FIGURE 2. The quadrature encoder simulator.
FIGURE 3. A quadrature encoder helper module.
FIGURE 4. Infrared receiver and transmitter circuit.
60 SERVO 02.2009
left one will still be covered by the spoke. So the data pair
becomes , then [ 11] as the wheel continues to turn,
and both sensors are now under an opening. As the wheel
turns further, the next spoke will move to cover the right
sensor while the left one is still uncovered [ 10]. Finally, the
two sensors will both be covered again repeating the cycle
of four states. These four patterns (states) repeat as long
as the wheel is turning CCW. If the wheel turns clockwise
(CW), we will get the following four states: 00, 10, 11,
and 01 (see Table 1).
To help in visualizing and understanding quadrature
encoding, we wrote a simulation using RobotBASIC that
makes it easy to see exactly how the patterns are generated
in real time (see Figure 2). You can download a free copy
of RobotBASIC and the Quadrature_Simulator.BAS program
(and many other programs) from www.RobotBASIC.com.
It is relatively easy to program a µC to monitor the
pulses from the two infrared sensors to maintain a count of
how many state transitions have occurred (positive is CW
and negative is CCW). This count can be used to calculate
(see later) the wheel's position relative to its initial starting
point. However, if the µC is busy doing other tasks like
sending serial commands to a motor-control HM, it might
miss some state transitions, especially if the wheel is turning

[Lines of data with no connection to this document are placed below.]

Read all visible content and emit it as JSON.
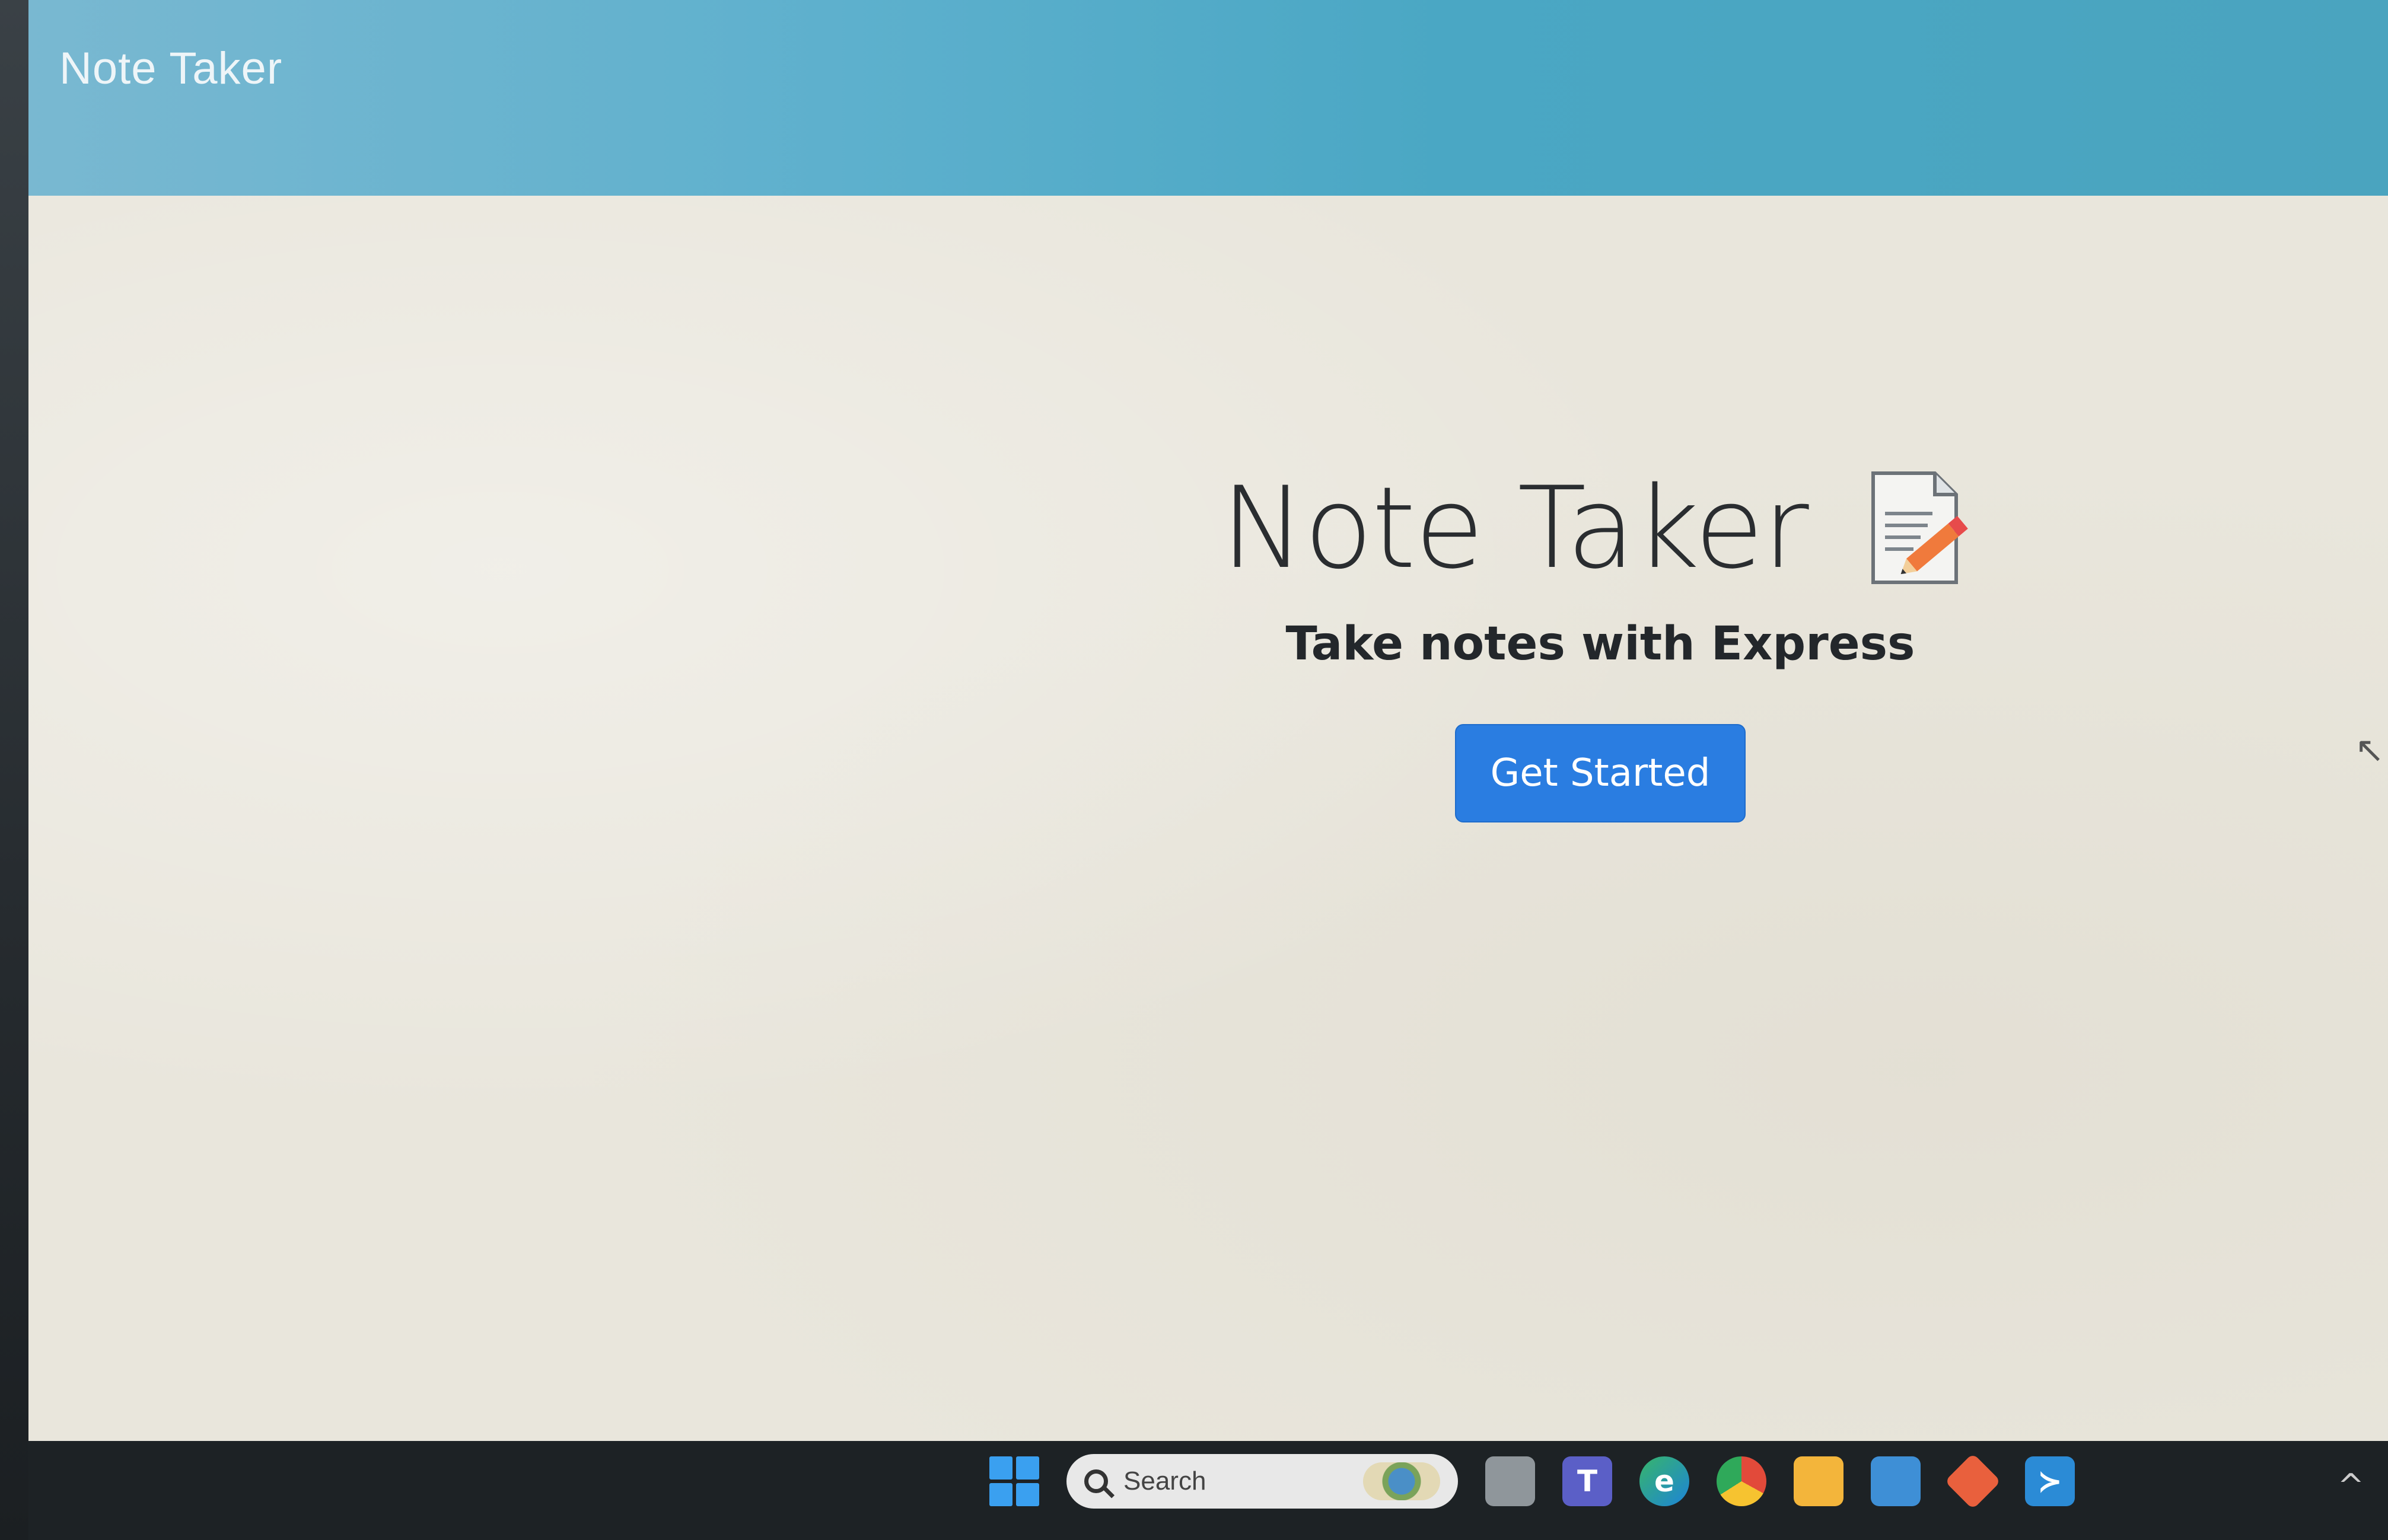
{
  "navbar": {
    "brand": "Note Taker"
  },
  "hero": {
    "title": "Note Taker",
    "subtitle": "Take notes with Express",
    "button_label": "Get Started",
    "icon": "memo-icon"
  },
  "taskbar": {
    "search_label": "Search",
    "icons": [
      "windows-start-icon",
      "search-icon",
      "task-view-icon",
      "teams-icon",
      "edge-icon",
      "chrome-icon",
      "file-explorer-icon",
      "photos-icon",
      "git-icon",
      "vscode-icon"
    ],
    "tray_chevron": "^"
  },
  "colors": {
    "navbar": "#4aa7c4",
    "button": "#2a7de1",
    "background": "#e9e6dc"
  }
}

fast. If we had an HM that counted the transitions all by
itself, the µC would communicate with it whenever it needed
to know the count and thus no transition will be missed.
The encoder only returns a count of the movement and
direction (negative or positive values). It is up to the system
that utilizes the encoder to convert the count into an
absolute value of movement meaningful for the situation at
hand. For example, in Figure 1, since we know the size of
the spokes, we can calculate how far the wheel moves.
Since the movement from one spoke to another (a spoke
and opening) produces four states (i.e, a count of 4) then:
Amount_Of_Movement = Count_Of_State_Changes ×
(2 × Spoke_Size) ÷ 4
In Figure 1, the spoke size is 20°, so for every state
transition we know the wheel has moved 10° (1×2× 20÷ 4).
If the wheel rotates to create 33 state transitions, we can
infer that the wheel has moved 330°. If the movement is
CCW, the value would be -330° (- 33× 10). To maintain the
value within 0° to 360°, (as in a compass heading), we
need to add 360° resulting in a heading of 30°. This is all
performed by the µC, not the HM. The HM only returns the
count of state transitions. With a 20° spoke and correctly
placed sensors, the resolution of the system is 10°
(2 × 20÷ 4), giving us ± 5° of precision. You can see how
this works in real time using the simulator. You can observe
the precision limit by comparing the calculated angle value
(per above logic) and the actual angle of the wheel as you
move it. You will notice that the actual angle may be within
± 5° of the calculated angle.
For a finer resolution, a smaller spoke size should
be used. The simulator mentioned above allows you to